Her career really peaked with 1999's I am Shelby Lynne, her sixth album; it helped her win a Grammy for best New Artist in 2000. But despite the burst of recognition, her next four albums didn't perform due to a combination of bad luck, bad management and bad production. (The Austin Chronicle wrote of her next album "The edges have all been sawed off.") Her best chance for a hit single was released right around 9/11: It was called "Killin' Kind." Unfortunately, no one wanted to play a song with the word "kill" in it after terrorists killed a bunch of people, her manager told the Times. Her last album, a collection of Dusty Springfield covers, got good reviews but peaked at 41 on the Billboard 200. Probably because she didn't release an insane video with of her dancing around in lingerie and having sex with robots.
If she actually is the mythical gay who's coming out in People it would make sense, since the storyline behind her new album—"Tears, Lies, and Alibis," which came out April 20th—is one of emancipation: She released it on her own record label after some creative differences with her old label, Lost Highway Records ("They were looking for a man to be the record producer," she told Reuters. This is symbolic because if she is a lesbian she doesn't like men.) So, she's free of her big label and will now be free of constantly fending off questions about her sexuality from journalists. (One Guardian journalist actually had his interview cut off in 2001 after suggesting she was in a relationship with her manager's ex-wife. Which, apparently, she was)
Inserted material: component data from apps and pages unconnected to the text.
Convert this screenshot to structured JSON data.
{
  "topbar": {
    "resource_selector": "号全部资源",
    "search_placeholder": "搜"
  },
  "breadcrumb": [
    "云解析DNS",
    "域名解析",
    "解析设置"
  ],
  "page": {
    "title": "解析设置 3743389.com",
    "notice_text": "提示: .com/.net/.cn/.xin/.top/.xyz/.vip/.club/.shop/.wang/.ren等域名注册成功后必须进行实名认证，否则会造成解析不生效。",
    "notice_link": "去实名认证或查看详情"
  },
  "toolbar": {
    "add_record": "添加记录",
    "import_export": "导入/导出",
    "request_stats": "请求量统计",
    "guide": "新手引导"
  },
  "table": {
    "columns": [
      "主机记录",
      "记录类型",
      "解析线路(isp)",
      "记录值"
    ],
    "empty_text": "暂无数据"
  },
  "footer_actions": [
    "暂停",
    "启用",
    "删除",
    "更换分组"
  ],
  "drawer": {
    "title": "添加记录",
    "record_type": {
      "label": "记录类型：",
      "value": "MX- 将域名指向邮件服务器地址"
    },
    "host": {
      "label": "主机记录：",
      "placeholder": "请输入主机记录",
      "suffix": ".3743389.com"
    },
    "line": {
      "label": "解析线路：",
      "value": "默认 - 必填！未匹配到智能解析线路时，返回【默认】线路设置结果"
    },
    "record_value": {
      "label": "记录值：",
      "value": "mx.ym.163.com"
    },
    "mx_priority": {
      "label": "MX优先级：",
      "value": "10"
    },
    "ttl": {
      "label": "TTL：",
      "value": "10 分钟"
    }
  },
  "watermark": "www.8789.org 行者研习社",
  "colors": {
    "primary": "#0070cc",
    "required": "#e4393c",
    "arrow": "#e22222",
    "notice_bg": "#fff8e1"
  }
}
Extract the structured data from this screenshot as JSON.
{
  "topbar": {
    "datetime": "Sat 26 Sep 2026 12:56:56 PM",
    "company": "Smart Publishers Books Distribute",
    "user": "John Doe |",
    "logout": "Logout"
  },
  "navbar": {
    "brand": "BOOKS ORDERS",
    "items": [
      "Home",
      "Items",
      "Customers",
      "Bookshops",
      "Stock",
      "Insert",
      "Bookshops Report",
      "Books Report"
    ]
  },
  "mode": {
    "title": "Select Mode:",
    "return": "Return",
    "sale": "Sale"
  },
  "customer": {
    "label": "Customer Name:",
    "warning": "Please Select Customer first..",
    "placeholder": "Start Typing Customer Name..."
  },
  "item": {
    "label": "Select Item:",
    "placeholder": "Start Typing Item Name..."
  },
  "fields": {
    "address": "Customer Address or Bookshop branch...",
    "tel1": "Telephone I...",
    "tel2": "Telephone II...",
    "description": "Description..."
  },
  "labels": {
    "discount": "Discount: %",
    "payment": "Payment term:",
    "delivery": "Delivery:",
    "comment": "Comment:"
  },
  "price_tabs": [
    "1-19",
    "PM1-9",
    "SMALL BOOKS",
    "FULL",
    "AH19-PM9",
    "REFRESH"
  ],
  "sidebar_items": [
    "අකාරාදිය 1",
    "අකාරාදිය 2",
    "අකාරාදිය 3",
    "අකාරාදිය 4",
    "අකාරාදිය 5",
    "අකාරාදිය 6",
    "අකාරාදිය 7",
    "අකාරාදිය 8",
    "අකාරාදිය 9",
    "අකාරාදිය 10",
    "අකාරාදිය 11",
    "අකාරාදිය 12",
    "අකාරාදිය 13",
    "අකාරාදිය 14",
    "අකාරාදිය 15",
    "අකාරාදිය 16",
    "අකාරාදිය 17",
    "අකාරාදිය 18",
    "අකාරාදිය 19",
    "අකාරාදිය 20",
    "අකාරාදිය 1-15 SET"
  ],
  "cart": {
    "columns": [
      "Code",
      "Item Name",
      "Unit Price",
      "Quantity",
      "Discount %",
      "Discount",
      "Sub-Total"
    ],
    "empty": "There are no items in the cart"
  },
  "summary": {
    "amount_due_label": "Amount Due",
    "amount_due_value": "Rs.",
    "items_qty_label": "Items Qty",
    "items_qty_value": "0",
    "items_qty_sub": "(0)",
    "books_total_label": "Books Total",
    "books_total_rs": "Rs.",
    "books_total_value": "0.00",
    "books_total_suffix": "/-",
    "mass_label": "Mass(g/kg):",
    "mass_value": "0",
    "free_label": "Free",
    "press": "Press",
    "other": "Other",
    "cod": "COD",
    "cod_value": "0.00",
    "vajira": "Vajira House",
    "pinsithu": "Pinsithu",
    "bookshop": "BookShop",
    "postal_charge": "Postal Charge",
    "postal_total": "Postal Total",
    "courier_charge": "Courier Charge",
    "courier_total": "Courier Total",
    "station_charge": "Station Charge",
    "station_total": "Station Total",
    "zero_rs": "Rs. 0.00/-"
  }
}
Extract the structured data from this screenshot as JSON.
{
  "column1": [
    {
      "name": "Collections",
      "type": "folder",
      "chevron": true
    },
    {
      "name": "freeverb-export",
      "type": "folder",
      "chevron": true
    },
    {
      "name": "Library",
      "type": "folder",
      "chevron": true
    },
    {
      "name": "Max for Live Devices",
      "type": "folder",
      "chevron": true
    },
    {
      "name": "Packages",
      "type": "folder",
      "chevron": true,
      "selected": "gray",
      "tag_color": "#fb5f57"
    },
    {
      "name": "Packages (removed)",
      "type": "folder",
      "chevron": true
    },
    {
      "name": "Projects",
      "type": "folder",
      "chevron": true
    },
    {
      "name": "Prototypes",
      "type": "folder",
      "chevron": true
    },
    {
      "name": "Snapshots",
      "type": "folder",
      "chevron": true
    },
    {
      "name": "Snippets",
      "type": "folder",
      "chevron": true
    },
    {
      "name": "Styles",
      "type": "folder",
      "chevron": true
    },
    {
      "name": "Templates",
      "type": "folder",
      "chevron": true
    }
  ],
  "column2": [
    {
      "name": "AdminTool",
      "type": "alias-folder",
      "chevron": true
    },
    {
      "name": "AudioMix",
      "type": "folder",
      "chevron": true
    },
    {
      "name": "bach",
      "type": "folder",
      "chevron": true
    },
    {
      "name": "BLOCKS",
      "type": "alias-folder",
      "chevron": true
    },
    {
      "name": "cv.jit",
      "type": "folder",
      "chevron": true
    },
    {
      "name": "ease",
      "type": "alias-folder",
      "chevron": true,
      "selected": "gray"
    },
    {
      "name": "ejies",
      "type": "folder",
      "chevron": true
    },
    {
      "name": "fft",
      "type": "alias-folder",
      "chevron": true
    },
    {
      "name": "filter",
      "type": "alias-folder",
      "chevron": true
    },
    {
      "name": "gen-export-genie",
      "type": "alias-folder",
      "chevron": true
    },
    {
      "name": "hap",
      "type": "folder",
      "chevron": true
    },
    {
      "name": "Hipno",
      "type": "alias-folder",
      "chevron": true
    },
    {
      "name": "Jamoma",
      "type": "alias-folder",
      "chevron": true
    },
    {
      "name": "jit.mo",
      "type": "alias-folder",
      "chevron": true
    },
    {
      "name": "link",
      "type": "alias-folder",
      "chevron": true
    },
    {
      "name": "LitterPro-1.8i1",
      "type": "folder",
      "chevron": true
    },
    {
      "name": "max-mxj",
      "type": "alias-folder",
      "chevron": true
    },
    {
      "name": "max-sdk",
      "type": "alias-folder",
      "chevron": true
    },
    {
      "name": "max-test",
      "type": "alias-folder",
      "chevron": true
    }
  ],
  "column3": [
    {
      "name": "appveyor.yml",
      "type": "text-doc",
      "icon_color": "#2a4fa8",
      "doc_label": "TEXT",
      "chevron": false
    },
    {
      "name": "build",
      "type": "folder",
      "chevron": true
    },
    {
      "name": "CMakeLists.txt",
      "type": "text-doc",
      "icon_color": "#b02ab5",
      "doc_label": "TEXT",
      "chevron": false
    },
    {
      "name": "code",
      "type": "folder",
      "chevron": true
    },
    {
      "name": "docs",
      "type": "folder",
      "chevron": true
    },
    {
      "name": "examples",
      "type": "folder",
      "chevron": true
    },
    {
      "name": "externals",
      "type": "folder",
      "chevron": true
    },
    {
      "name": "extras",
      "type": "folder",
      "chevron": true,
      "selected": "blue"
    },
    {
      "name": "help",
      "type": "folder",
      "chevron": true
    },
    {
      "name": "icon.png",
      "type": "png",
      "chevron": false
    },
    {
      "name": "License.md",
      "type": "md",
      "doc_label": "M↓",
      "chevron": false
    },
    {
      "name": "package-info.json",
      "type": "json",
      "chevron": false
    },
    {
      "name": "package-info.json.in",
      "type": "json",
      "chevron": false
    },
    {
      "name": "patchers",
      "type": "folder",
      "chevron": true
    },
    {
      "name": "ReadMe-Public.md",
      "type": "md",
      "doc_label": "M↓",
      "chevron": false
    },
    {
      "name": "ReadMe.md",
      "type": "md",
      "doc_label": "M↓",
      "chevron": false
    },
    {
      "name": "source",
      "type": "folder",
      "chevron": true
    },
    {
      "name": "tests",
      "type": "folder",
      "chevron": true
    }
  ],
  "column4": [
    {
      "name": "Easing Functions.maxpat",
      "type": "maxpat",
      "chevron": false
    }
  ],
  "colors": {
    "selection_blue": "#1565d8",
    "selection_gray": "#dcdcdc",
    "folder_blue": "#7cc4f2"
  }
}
The big question is whether this whole build-up and reveal will do anything for her constantly-on-the-verge-of-breakthrough career. Are millions of people going to rush to iTunes to buy Shelby Lynne's new album because she publicly declares she is a lesbian? It at least got us talking about her even though I've never heard any of her music except this one that I just looked up on YouTube:
(Lesbian or not, I think I will stick with La Roux.)